====== Provided records

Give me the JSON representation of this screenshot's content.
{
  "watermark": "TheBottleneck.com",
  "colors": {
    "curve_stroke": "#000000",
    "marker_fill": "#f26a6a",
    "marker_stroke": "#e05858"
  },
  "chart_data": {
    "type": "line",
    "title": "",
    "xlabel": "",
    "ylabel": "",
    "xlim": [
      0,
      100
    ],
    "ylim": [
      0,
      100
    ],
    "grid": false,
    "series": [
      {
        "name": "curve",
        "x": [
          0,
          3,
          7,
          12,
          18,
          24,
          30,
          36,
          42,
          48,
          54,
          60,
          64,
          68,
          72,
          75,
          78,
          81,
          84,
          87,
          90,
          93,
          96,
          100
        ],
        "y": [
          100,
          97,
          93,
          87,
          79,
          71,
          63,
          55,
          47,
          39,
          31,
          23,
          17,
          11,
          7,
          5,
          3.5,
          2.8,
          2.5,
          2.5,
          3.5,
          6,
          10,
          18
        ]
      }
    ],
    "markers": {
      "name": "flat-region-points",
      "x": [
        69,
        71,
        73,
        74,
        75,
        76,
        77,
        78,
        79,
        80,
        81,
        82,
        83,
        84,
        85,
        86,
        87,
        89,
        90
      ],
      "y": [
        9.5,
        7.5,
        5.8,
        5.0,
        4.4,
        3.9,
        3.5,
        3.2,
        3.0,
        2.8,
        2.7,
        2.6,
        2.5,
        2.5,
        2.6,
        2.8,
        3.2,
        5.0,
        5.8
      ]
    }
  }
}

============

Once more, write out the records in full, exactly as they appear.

Give me the JSON representation of this screenshot's content.
{
  "watermark": "TheBottleneck.com",
  "colors": {
    "curve_stroke": "#000000",
    "marker_fill": "#f26a6a",
    "marker_stroke": "#e05858"
  },
  "chart_data": {
    "type": "line",
    "title": "",
    "xlabel": "",
    "ylabel": "",
    "xlim": [
      0,
      100
    ],
    "ylim": [
      0,
      100
    ],
    "grid": false,
    "series": [
      {
        "name": "curve",
        "x": [
          0,
          3,
          7,
          12,
          18,
          24,
          30,
          36,
          42,
          48,
          54,
          60,
          64,
          68,
          72,
          75,
          78,
          81,
          84,
          87,
          90,
          93,
          96,
          100
        ],
        "y": [
          100,
          97,
          93,
          87,
          79,
          71,
          63,
          55,
          47,
          39,
          31,
          23,
          17,
          11,
          7,
          5,
          3.5,
          2.8,
          2.5,
          2.5,
          3.5,
          6,
          10,
          18
        ]
      }
    ],
    "markers": {
      "name": "flat-region-points",
      "x": [
        69,
        71,
        73,
        74,
        75,
        76,
        77,
        78,
        79,
        80,
        81,
        82,
        83,
        84,
        85,
        86,
        87,
        89,
        90
      ],
      "y": [
        9.5,
        7.5,
        5.8,
        5.0,
        4.4,
        3.9,
        3.5,
        3.2,
        3.0,
        2.8,
        2.7,
        2.6,
        2.5,
        2.5,
        2.6,
        2.8,
        3.2,
        5.0,
        5.8
      ]
    }
  }
}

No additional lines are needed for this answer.